[Dataset rows describing interfaces]
»»
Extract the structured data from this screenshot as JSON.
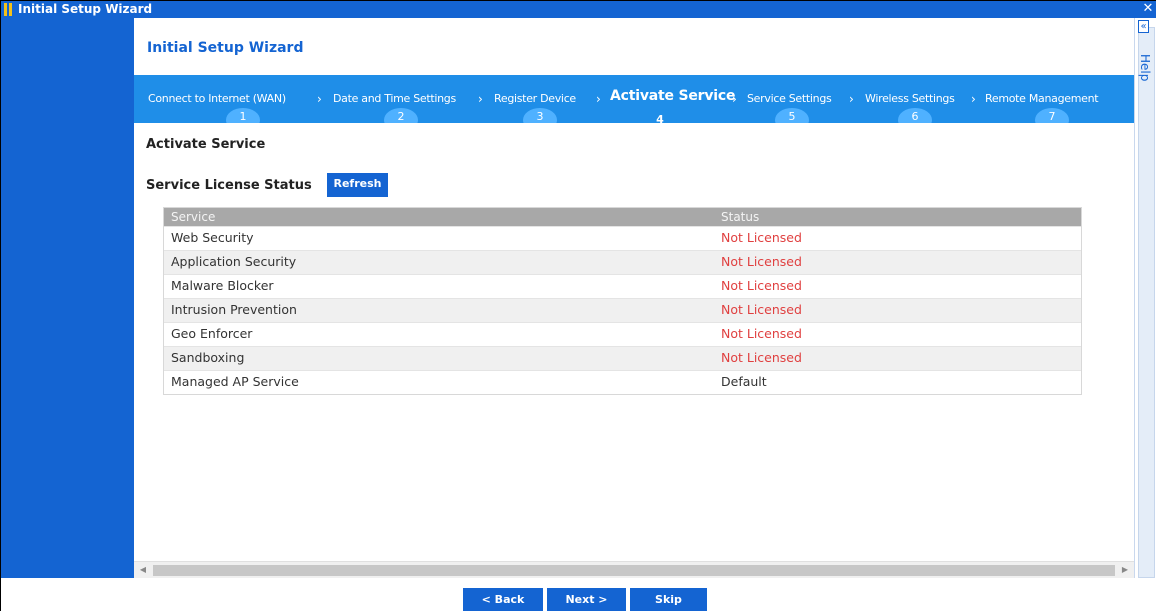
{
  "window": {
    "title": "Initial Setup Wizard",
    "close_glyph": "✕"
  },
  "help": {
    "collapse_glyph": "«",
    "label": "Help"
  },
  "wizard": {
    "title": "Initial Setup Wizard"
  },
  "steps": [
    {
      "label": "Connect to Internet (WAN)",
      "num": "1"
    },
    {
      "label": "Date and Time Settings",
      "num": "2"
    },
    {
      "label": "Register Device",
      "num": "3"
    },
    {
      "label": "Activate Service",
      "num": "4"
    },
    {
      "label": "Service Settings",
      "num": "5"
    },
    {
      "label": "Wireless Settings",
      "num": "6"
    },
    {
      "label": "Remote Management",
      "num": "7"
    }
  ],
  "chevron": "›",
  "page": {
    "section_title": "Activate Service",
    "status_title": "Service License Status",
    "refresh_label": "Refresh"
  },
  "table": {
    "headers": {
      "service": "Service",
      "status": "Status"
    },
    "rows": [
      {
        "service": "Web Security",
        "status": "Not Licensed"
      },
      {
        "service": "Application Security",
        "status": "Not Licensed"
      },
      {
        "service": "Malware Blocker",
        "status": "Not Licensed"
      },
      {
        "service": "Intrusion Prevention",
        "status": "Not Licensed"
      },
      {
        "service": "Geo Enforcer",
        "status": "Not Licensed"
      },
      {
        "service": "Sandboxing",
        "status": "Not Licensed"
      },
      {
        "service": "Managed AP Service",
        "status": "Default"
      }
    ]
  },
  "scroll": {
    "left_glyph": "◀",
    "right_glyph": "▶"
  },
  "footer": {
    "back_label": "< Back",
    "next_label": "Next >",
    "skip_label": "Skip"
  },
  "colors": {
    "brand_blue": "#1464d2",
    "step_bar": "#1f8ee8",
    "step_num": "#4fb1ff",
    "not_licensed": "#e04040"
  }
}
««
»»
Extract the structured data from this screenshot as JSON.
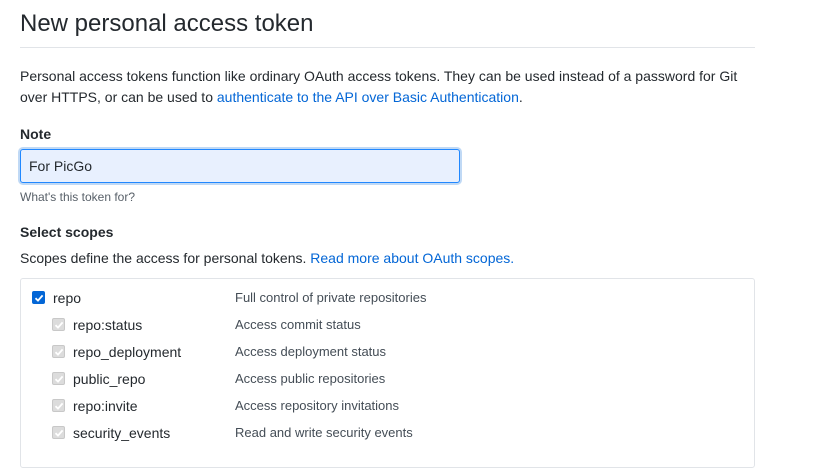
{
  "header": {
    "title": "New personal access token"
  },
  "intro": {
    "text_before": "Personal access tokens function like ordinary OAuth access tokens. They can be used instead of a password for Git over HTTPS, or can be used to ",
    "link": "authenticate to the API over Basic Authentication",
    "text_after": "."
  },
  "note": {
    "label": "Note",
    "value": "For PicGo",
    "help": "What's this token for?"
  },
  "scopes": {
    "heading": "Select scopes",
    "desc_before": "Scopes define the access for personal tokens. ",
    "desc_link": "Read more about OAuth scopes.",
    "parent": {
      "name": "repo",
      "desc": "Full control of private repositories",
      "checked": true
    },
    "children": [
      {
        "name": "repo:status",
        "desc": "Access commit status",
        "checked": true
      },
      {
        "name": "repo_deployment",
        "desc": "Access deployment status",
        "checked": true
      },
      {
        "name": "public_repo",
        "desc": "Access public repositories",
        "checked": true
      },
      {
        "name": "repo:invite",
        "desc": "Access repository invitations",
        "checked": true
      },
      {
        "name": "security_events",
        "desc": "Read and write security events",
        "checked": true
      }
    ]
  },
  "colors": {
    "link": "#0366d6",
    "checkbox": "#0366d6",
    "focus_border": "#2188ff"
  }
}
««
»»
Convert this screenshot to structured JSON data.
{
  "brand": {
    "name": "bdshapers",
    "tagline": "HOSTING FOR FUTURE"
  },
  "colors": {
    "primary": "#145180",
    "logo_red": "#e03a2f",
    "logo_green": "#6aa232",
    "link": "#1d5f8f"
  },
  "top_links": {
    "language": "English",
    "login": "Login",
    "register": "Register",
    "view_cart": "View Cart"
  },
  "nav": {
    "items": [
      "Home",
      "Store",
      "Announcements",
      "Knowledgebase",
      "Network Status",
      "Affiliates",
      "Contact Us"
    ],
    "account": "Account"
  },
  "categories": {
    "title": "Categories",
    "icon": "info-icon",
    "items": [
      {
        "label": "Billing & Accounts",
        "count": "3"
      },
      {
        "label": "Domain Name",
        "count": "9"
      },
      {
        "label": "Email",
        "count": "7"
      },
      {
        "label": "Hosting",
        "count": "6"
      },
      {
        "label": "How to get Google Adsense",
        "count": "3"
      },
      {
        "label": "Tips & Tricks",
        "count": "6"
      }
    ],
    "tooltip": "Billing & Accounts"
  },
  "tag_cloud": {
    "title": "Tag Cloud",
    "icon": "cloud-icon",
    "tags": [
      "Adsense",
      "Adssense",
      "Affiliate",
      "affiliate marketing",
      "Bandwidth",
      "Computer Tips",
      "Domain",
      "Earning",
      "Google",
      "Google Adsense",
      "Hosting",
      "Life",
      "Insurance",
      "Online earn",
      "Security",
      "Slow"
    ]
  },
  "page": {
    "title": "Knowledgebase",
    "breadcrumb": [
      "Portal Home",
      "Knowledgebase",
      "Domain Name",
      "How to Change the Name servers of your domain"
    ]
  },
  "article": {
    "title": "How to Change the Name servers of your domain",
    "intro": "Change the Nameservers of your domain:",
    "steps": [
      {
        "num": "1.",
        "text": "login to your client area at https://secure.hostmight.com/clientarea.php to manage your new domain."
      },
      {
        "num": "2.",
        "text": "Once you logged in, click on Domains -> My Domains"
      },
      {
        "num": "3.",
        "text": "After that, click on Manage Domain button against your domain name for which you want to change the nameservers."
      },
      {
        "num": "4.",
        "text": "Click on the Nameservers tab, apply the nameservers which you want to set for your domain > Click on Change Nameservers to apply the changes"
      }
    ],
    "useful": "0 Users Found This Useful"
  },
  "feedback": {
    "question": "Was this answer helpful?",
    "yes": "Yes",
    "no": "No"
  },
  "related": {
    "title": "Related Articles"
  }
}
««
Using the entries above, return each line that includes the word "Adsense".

        "label": "How to get Google Adsense",
      "Adsense",
      "Google Adsense",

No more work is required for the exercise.